> Your instructions
Return each line below holding the string "this".

Items listed in a dataset:

************

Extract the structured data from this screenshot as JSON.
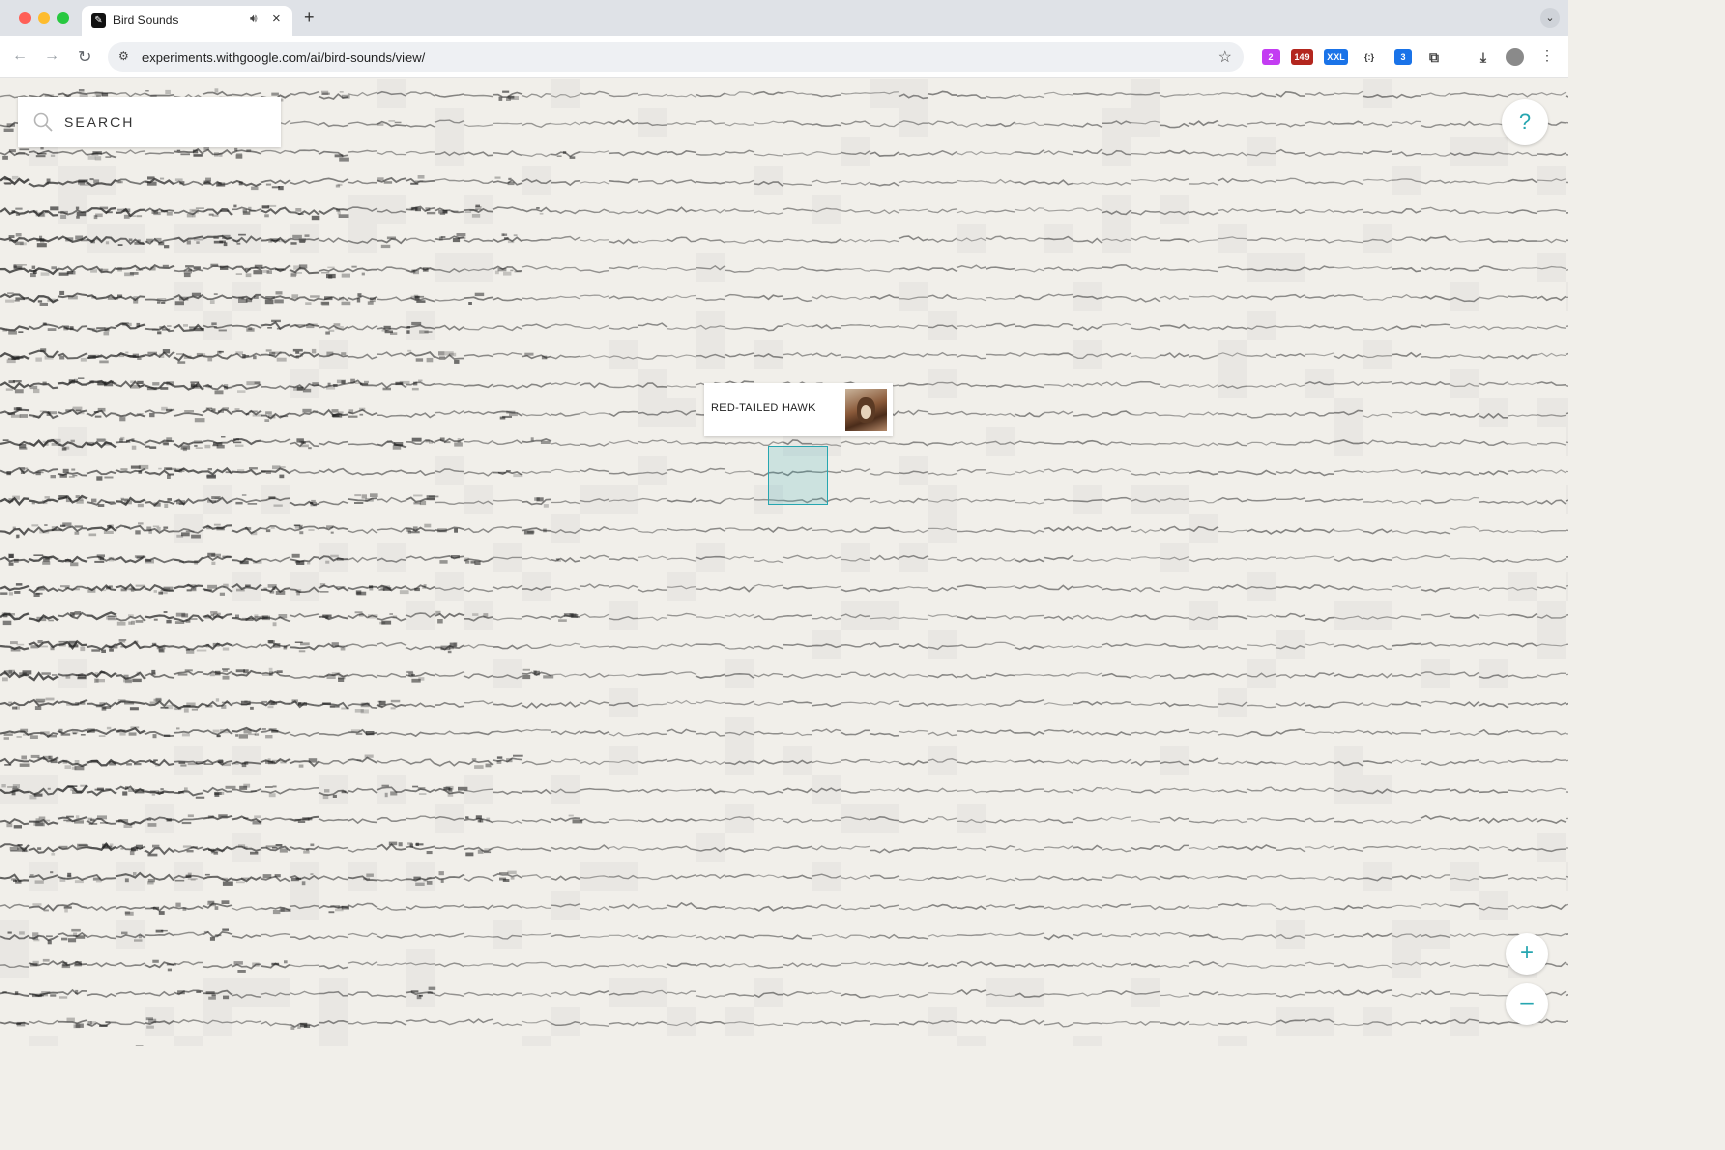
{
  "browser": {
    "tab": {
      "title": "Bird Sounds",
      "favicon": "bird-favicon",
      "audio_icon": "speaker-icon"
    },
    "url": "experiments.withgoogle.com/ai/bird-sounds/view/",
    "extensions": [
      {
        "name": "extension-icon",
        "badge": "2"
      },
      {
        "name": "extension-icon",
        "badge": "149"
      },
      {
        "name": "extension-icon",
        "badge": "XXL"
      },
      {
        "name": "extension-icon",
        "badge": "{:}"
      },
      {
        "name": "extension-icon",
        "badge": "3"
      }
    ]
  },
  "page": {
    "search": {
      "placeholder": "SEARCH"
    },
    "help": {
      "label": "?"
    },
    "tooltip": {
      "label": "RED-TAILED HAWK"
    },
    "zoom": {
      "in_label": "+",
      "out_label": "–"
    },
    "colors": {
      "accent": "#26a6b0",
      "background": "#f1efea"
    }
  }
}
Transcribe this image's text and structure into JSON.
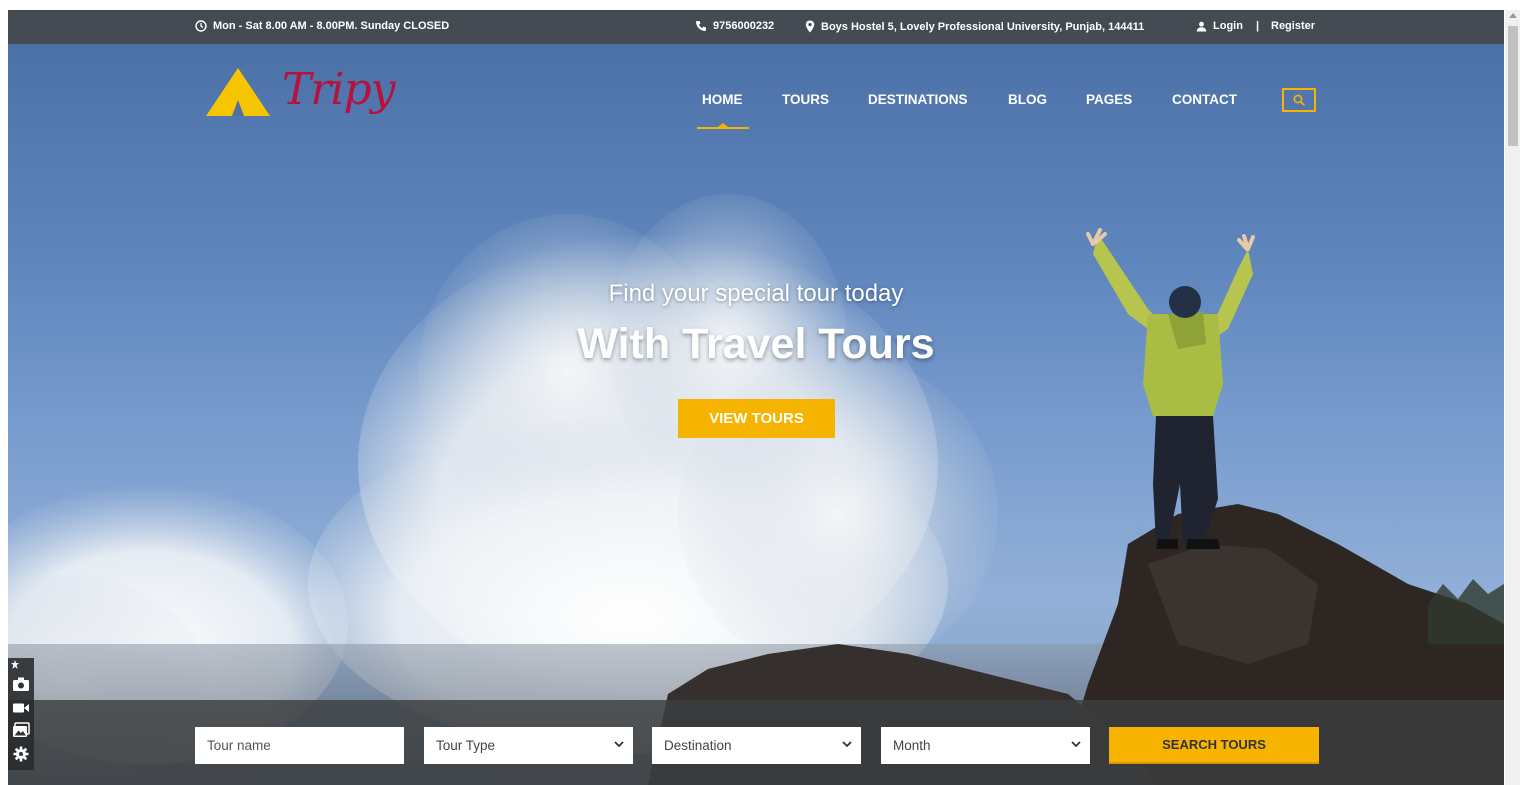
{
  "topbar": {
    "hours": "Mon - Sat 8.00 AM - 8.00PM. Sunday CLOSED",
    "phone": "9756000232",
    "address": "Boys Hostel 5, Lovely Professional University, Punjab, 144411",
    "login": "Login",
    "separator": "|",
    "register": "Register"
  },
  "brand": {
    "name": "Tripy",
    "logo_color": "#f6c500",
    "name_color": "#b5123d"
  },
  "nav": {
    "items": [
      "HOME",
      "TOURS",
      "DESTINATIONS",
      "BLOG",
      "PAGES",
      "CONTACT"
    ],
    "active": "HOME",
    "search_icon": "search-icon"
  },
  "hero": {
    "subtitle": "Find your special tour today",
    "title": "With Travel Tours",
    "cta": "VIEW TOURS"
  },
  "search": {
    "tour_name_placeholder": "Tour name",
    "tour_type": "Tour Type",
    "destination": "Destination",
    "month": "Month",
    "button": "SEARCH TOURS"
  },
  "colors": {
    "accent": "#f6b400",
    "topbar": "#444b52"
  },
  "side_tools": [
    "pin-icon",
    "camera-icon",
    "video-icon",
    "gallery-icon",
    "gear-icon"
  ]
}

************

> Exercise result
Extract the structured data from this screenshot as JSON.
Transcribe this image's text and structure into JSON.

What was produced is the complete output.